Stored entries
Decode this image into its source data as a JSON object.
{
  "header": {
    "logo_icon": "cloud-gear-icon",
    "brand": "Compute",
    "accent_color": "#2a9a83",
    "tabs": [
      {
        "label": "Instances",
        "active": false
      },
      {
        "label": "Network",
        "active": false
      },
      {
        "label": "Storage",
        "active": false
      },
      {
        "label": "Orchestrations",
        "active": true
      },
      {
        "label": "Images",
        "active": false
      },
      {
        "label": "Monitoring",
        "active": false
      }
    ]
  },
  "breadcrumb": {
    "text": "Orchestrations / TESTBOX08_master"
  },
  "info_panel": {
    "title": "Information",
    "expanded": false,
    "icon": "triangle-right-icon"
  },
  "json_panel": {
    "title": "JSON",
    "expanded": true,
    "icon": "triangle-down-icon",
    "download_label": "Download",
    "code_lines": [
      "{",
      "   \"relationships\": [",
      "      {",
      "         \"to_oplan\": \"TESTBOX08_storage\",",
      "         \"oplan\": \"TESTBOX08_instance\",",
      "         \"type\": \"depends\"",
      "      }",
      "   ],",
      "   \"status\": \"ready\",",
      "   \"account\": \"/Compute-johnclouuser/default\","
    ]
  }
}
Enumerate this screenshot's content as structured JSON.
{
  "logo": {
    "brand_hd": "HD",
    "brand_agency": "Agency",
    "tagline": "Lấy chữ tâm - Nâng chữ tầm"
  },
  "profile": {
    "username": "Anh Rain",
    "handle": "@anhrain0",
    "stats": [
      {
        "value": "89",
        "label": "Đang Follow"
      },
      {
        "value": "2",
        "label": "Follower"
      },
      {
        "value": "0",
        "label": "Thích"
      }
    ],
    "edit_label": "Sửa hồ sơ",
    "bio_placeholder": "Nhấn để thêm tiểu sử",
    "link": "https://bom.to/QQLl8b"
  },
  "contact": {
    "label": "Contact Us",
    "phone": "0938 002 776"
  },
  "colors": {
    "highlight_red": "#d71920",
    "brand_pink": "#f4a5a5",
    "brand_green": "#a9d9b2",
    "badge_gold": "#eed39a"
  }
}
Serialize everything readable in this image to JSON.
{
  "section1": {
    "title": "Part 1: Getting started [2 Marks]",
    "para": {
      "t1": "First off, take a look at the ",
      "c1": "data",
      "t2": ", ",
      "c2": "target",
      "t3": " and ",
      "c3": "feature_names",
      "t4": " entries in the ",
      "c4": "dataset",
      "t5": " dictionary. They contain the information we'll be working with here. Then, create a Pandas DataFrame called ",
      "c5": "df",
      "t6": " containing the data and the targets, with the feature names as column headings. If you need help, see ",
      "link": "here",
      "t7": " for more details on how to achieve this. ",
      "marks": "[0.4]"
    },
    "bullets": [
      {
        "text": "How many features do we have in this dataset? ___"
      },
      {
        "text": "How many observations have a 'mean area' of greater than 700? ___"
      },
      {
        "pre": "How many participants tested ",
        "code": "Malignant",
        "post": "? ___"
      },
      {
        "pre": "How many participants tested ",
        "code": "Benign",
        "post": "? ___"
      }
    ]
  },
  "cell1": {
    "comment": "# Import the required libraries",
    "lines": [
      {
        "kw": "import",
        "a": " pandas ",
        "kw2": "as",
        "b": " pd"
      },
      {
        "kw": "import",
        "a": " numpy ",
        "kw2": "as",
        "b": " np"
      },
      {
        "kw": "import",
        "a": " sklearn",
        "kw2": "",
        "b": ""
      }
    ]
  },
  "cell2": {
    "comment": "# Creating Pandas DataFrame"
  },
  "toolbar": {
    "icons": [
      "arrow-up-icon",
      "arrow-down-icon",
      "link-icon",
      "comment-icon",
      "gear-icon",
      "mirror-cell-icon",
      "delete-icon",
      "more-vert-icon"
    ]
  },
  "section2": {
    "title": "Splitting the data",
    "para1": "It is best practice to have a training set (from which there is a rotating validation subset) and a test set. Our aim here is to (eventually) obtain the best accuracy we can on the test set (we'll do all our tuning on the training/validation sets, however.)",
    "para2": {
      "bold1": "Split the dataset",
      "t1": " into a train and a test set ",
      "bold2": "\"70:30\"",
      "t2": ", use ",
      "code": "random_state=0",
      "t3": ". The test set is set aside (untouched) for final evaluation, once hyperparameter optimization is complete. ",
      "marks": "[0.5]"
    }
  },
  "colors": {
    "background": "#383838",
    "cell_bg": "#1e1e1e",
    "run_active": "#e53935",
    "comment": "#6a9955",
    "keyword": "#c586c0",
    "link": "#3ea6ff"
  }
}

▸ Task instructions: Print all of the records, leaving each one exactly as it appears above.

▸ Written reply:
Decode this image into its source data as a JSON object.
{
  "header": {
    "logo_icon": "cloud-gear-icon",
    "brand": "Compute",
    "accent_color": "#2a9a83",
    "tabs": [
      {
        "label": "Instances",
        "active": false
      },
      {
        "label": "Network",
        "active": false
      },
      {
        "label": "Storage",
        "active": false
      },
      {
        "label": "Orchestrations",
        "active": true
      },
      {
        "label": "Images",
        "active": false
      },
      {
        "label": "Monitoring",
        "active": false
      }
    ]
  },
  "breadcrumb": {
    "text": "Orchestrations / TESTBOX08_master"
  },
  "info_panel": {
    "title": "Information",
    "expanded": false,
    "icon": "triangle-right-icon"
  },
  "json_panel": {
    "title": "JSON",
    "expanded": true,
    "icon": "triangle-down-icon",
    "download_label": "Download",
    "code_lines": [
      "{",
      "   \"relationships\": [",
      "      {",
      "         \"to_oplan\": \"TESTBOX08_storage\",",
      "         \"oplan\": \"TESTBOX08_instance\",",
      "         \"type\": \"depends\"",
      "      }",
      "   ],",
      "   \"status\": \"ready\",",
      "   \"account\": \"/Compute-johnclouuser/default\","
    ]
  }
}
Enumerate this screenshot's content as structured JSON.
{
  "logo": {
    "brand_hd": "HD",
    "brand_agency": "Agency",
    "tagline": "Lấy chữ tâm - Nâng chữ tầm"
  },
  "profile": {
    "username": "Anh Rain",
    "handle": "@anhrain0",
    "stats": [
      {
        "value": "89",
        "label": "Đang Follow"
      },
      {
        "value": "2",
        "label": "Follower"
      },
      {
        "value": "0",
        "label": "Thích"
      }
    ],
    "edit_label": "Sửa hồ sơ",
    "bio_placeholder": "Nhấn để thêm tiểu sử",
    "link": "https://bom.to/QQLl8b"
  },
  "contact": {
    "label": "Contact Us",
    "phone": "0938 002 776"
  },
  "colors": {
    "highlight_red": "#d71920",
    "brand_pink": "#f4a5a5",
    "brand_green": "#a9d9b2",
    "badge_gold": "#eed39a"
  }
}
Serialize everything readable in this image to JSON.
{
  "section1": {
    "title": "Part 1: Getting started [2 Marks]",
    "para": {
      "t1": "First off, take a look at the ",
      "c1": "data",
      "t2": ", ",
      "c2": "target",
      "t3": " and ",
      "c3": "feature_names",
      "t4": " entries in the ",
      "c4": "dataset",
      "t5": " dictionary. They contain the information we'll be working with here. Then, create a Pandas DataFrame called ",
      "c5": "df",
      "t6": " containing the data and the targets, with the feature names as column headings. If you need help, see ",
      "link": "here",
      "t7": " for more details on how to achieve this. ",
      "marks": "[0.4]"
    },
    "bullets": [
      {
        "text": "How many features do we have in this dataset? ___"
      },
      {
        "text": "How many observations have a 'mean area' of greater than 700? ___"
      },
      {
        "pre": "How many participants tested ",
        "code": "Malignant",
        "post": "? ___"
      },
      {
        "pre": "How many participants tested ",
        "code": "Benign",
        "post": "? ___"
      }
    ]
  },
  "cell1": {
    "comment": "# Import the required libraries",
    "lines": [
      {
        "kw": "import",
        "a": " pandas ",
        "kw2": "as",
        "b": " pd"
      },
      {
        "kw": "import",
        "a": " numpy ",
        "kw2": "as",
        "b": " np"
      },
      {
        "kw": "import",
        "a": " sklearn",
        "kw2": "",
        "b": ""
      }
    ]
  },
  "cell2": {
    "comment": "# Creating Pandas DataFrame"
  },
  "toolbar": {
    "icons": [
      "arrow-up-icon",
      "arrow-down-icon",
      "link-icon",
      "comment-icon",
      "gear-icon",
      "mirror-cell-icon",
      "delete-icon",
      "more-vert-icon"
    ]
  },
  "section2": {
    "title": "Splitting the data",
    "para1": "It is best practice to have a training set (from which there is a rotating validation subset) and a test set. Our aim here is to (eventually) obtain the best accuracy we can on the test set (we'll do all our tuning on the training/validation sets, however.)",
    "para2": {
      "bold1": "Split the dataset",
      "t1": " into a train and a test set ",
      "bold2": "\"70:30\"",
      "t2": ", use ",
      "code": "random_state=0",
      "t3": ". The test set is set aside (untouched) for final evaluation, once hyperparameter optimization is complete. ",
      "marks": "[0.5]"
    }
  },
  "colors": {
    "background": "#383838",
    "cell_bg": "#1e1e1e",
    "run_active": "#e53935",
    "comment": "#6a9955",
    "keyword": "#c586c0",
    "link": "#3ea6ff"
  }
}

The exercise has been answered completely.